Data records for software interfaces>

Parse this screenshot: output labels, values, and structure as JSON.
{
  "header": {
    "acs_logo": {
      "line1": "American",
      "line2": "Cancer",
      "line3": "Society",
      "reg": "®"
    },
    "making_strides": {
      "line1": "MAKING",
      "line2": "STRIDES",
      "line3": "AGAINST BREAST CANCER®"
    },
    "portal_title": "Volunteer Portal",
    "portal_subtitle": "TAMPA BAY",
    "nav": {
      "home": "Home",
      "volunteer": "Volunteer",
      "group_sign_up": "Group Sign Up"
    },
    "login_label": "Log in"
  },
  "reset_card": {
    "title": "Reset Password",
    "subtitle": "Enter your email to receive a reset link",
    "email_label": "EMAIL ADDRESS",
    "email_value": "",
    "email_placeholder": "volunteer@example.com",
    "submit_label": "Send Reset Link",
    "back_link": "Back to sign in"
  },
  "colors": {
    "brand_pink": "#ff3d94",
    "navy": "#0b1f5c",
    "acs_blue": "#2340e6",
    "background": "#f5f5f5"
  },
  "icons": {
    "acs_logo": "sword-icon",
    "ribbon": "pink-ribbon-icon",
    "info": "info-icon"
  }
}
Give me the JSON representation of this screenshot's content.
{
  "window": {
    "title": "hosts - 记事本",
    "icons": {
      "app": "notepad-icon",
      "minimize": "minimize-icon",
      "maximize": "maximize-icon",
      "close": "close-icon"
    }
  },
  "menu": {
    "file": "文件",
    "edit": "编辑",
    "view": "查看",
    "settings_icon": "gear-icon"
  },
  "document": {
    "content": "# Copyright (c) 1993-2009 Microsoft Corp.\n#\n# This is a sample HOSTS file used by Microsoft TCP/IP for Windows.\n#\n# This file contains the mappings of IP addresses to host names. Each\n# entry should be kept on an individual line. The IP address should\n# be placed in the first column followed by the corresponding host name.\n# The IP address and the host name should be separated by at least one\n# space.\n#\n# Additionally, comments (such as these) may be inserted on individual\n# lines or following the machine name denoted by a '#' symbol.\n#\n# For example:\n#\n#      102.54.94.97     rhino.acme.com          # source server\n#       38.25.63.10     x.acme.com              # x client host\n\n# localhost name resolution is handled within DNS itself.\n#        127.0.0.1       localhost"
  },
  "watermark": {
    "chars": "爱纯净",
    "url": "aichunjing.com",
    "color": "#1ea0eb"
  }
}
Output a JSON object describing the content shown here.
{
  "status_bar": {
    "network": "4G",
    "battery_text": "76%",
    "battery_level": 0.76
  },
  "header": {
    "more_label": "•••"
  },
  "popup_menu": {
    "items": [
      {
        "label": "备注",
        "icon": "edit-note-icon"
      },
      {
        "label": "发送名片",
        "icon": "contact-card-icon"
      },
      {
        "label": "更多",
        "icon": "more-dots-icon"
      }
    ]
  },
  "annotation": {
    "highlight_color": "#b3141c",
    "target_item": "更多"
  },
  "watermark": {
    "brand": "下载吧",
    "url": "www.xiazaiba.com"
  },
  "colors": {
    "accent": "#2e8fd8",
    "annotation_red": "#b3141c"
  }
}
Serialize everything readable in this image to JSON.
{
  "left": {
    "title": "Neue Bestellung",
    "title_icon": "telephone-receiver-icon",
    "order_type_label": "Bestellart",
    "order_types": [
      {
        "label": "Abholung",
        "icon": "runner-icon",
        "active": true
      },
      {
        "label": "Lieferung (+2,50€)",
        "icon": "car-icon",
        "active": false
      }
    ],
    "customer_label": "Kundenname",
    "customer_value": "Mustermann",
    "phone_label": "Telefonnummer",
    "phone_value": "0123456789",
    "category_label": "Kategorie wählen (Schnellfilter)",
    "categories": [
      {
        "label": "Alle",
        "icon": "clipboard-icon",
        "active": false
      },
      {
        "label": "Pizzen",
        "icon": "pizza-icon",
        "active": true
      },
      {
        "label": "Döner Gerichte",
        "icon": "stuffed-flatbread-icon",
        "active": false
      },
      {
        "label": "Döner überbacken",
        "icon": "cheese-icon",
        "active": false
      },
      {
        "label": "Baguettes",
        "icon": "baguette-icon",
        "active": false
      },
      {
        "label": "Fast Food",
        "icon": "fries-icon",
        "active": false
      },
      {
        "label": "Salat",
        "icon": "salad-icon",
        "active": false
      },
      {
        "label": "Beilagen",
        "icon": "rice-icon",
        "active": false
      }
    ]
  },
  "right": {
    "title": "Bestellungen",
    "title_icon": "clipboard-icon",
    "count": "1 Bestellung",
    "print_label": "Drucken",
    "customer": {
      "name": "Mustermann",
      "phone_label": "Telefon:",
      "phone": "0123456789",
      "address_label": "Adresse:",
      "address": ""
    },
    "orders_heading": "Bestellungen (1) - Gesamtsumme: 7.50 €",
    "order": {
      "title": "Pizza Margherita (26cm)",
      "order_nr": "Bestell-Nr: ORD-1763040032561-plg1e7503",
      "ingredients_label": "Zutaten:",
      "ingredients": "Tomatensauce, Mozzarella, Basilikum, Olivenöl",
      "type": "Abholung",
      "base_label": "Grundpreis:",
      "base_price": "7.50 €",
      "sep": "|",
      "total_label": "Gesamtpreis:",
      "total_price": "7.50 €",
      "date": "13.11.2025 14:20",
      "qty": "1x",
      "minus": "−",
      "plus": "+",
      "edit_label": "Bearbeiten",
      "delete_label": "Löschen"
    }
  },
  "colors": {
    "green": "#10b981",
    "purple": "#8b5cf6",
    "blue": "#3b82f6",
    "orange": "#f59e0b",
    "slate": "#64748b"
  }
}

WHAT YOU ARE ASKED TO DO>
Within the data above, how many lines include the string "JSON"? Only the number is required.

RESULT OF THE TASK>
4